The current Ligado/GPS controversy and the Harbinger vs. Apollo lawsuit share more than history. The lawsuit was cited in a filing to the FCC docket before the April 2020 decision and in a Petition for Reconsideration submitted to the FCC afterwards.  

That said, it is unclear what could emerge from the lawsuit that would impact the questions surrounding the 2020 Ligado decision. More than a decade has passed since LightSquared’s 2010 filing galvanized the GPS community over fears of widespread receiver overload. The network that LightSquared initially proposed is also different from what Ligado is now seeking to build.

Those who spoke with Navigation Outlook about the Harbinger case agreed that the FCC was unlikely to see the ongoing legal action as a reason to change its mind about its Ligado decision
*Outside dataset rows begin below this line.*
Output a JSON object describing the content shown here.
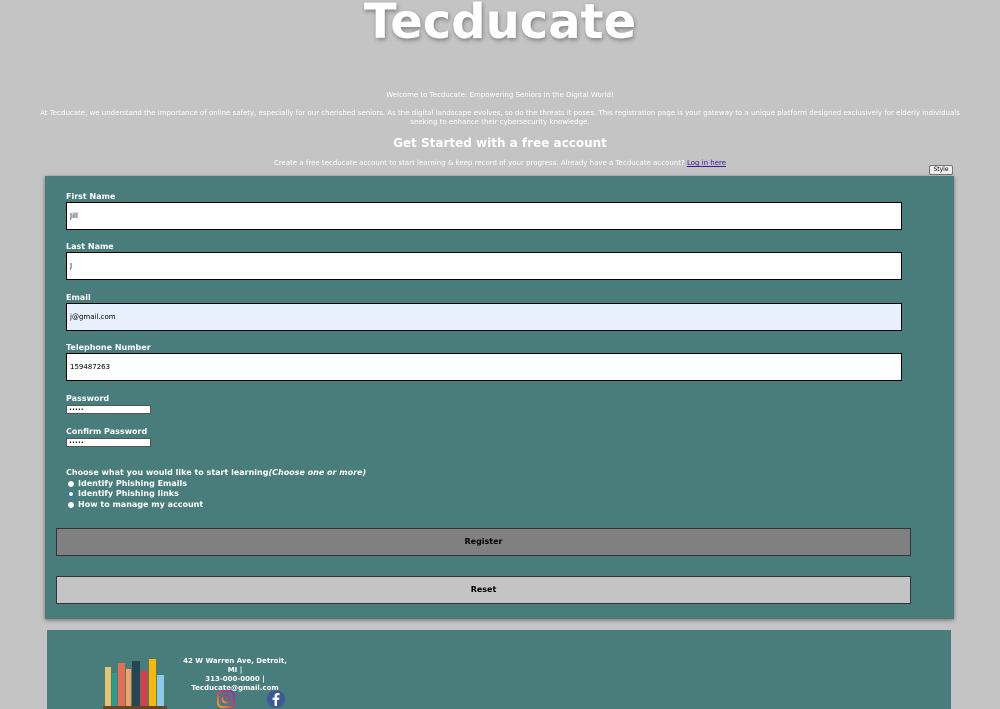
{
  "header": {
    "title": "Tecducate",
    "welcome": "Welcome to Tecducate: Empowering Seniors in the Digital World!",
    "intro": "At Tecducate, we understand the importance of online safety, especially for our cherished seniors. As the digital landscape evolves, so do the threats it poses. This registration page is your gateway to a unique platform designed exclusively for elderly individuals seeking to enhance their cybersecurity knowledge.",
    "get_started": "Get Started with a free account",
    "create_text": "Create a free tecducate account to start learning & keep record of your progress. Already have a Tecducate account?",
    "login_link": "Log in here",
    "style_button": "Style"
  },
  "form": {
    "first_name": {
      "label": "First Name",
      "value": "Jill"
    },
    "last_name": {
      "label": "Last Name",
      "value": "J"
    },
    "email": {
      "label": "Email",
      "value": "j@gmail.com"
    },
    "telephone": {
      "label": "Telephone Number",
      "value": "159487263"
    },
    "password": {
      "label": "Password",
      "value": "•••••"
    },
    "confirm_password": {
      "label": "Confirm Password",
      "value": "•••••"
    },
    "choose_label": "Choose what you would like to start learning",
    "choose_hint": "(Choose one or more)",
    "options": [
      {
        "label": "Identify Phishing Emails",
        "checked": false
      },
      {
        "label": "Identify Phishing links",
        "checked": true
      },
      {
        "label": "How to manage my account",
        "checked": false
      }
    ],
    "register_label": "Register",
    "reset_label": "Reset"
  },
  "footer": {
    "address": "42 W Warren Ave, Detroit, MI |",
    "phone": "313-000-0000 |",
    "email": "Tecducate@gmail.com",
    "icons": [
      "books-logo",
      "instagram-icon",
      "facebook-icon"
    ]
  },
  "colors": {
    "background": "#c4c4c4",
    "panel": "#497d7c",
    "register_button": "#808080",
    "reset_button": "#c4c4c4",
    "link": "#3a1a9e"
  }
}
Ligado Networks declined to comment for this story.

Receiver technology has also changed, noted Tim Farrar of TMF Associates, an expert on satellite communications.

The lawsuit goes to the heart of the interference issue as it stood 15 years ago, Farrar told Navigation Outlook. “I don't think it's the same set of devices out there today as it was 15 years ago,” he said. “So, I think that this is not necessarily going to sway the FCC or anyone else one way or another.”

While new GPS receivers might be better equipped to deal with interference, concerns remain about the vulnerability of older receivers that are already installed — and that might be where the case of Harbinger vs. Apollo has an impact.

There are millions of imbedded GPS receivers, said a GPS expert, who spoke on background to be able to discuss the matter. Some of those receivers may be integrated into critical infrastructure and many don’t get updated frequently like cell phones do, the expert said.

There is bipartisan support in both houses for the RETAIN GPS and Satellite Communications Act of 2021, which would require Ligado to bear all the costs of interference, not just the cost of interference to federal government receivers as mandated by the FCC. Any increased interest in protecting GPS receivers sparked by the lawsuit could further strengthen support for the bill.

“I think to the degree that those issues boil up again,” said the expert, “I would imagine that policy makers — they'll sign on to the RETAIN Act and beyond.”